The religious pushback goes a long way to explain why Pakistan is one of only two countries in the world which has failed to eradicate polio. At madrassa Dar al Uloom Rabbania Waqfia, an Islamic religious school in Chaman, about 900 children and adults study under Maulvi Abdul Ghani, a hardline religious leader who has been a prominent voice in the anti-polio campaign.
“It is against our culture for men and women to work together,” Ghani told the Guardian at the madrassa. “Male and female polio workers go and meet after their working hours are finished. They promote immorality and obscenity in our society and in our country. I don’t want women to visit any homes for polio.”
Another local hardline Islamic leader, Maulvi Abdul Zahir, often gives sermons at the mosque in Chaman discouraging parents from allowing their children to have polio vaccinations, calling them haram and against Islam. Polio workers said that followers of Zahir would also harass them in their homes, calling them infidels. Zahir refused to comment.
Salahuddin Ayoubi, a local politician elected to Pakistan’s national assembly, echoes the hardline sentiments. “This polio drive is corrupting our society and I am not in favour of it,” says Ayoubi. “Why not give all jobs to men rather than women?”
Nasreen was paid just £80 a month for the job that killed her, but in this poverty-stricken and illiterate area, where, before clashes in 2017, many villages were on the Afghan side of the border, there is little work available. Women feel taking the job is a risk they have to take.
“People tell us this job is not for women and that we are ruining the society, but I am only doing this job to support my children,” says Shireen Khala, a polio worker in Chaman. “People coming from Afghanistan also make our work an uphill task,” she adds.
“If it were not for my children, I would have never done this job. We are constantly disrespected and declared American agents and infidels.”

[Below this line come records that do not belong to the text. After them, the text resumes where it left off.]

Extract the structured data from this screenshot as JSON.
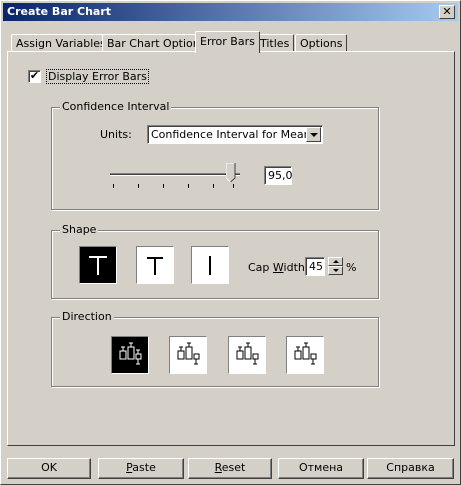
{
  "window": {
    "title": "Create Bar Chart",
    "close_glyph": "✕"
  },
  "tabs": [
    {
      "label": "Assign Variables"
    },
    {
      "label": "Bar Chart Options"
    },
    {
      "label": "Error Bars"
    },
    {
      "label": "Titles"
    },
    {
      "label": "Options"
    }
  ],
  "display_error_bars": {
    "label": "Display Error Bars",
    "checked": true,
    "check_glyph": "✔"
  },
  "confidence": {
    "group_label": "Confidence Interval",
    "units_label": "Units:",
    "units_value": "Confidence Interval for Mean",
    "slider_value": "95,0",
    "slider_fraction": 0.93
  },
  "shape": {
    "group_label": "Shape",
    "options": [
      "cap-full",
      "cap-short",
      "line-only"
    ],
    "selected": 0,
    "cap_width_label_pre": "Cap ",
    "cap_width_label_ul": "W",
    "cap_width_label_post": "idth:",
    "cap_width_value": "45",
    "cap_width_unit": "%"
  },
  "direction": {
    "group_label": "Direction",
    "options": [
      "both",
      "up",
      "down",
      "alternate"
    ],
    "selected": 0
  },
  "buttons": {
    "ok": "OK",
    "paste_ul": "P",
    "paste_rest": "aste",
    "reset_ul": "R",
    "reset_rest": "eset",
    "cancel": "Отмена",
    "help": "Справка"
  }
}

The impact on Pakistan’s polio programme is tangible. The number of unvaccinated children continues to grow, with parents sometimes pretending their children have died to avoid vaccinations. In the latest polio drive last week, officials recorded more than 13,135 refusals in Killa Abdullah district where Chaman is located, one of the areas in the country worst affected by polio.
Mohammed Dawood, a district communication officer for Killa Abdullah district, says: “Some families mark their children falsely without having given them the polio drops, and lie about it when polio workers arrive at their homes. Some send their children to their relatives’ homes, some make excuses and some directly refuse.”
With upwards of 25,000 crossing between the Pakistan-Afghanistan border every day, monitoring which children in the border areas have been vaccinated is an almost impossible task. In the disputed border areas of Killi Aashiq and Waris, the Taliban has warned female polio workers not to enter. To complicate matters, people visiting the Pakistan border areas from Afghanistan are equally resistant to accepting polio vaccines.
But even with all the dangers they face, female polio workers in Chaman and the border areas are seen by many as a crucial step towards challenging the patriarchal society imposed upon women in this region of Pakistan. Despite the societal resistance, more than 400 women are now working as polio vaccinators in Killa Abdullah district.
Dr Shams Tareen was the area coordinator for the World Health Organization who first recruited women in the campaign in this district in 2015. “The induction of women into the polio programme is not only empowering them financially but in the most conservative district Killa Abdullah it is challenging the outdated traditions,” she says.
Local deputy commissioner of Killa Abdullah Tariq Javed Khan Menga pledges to stop the attacks against the women escalating. “We have planned tighter security for polio teams,” he says. “We will tackle it.”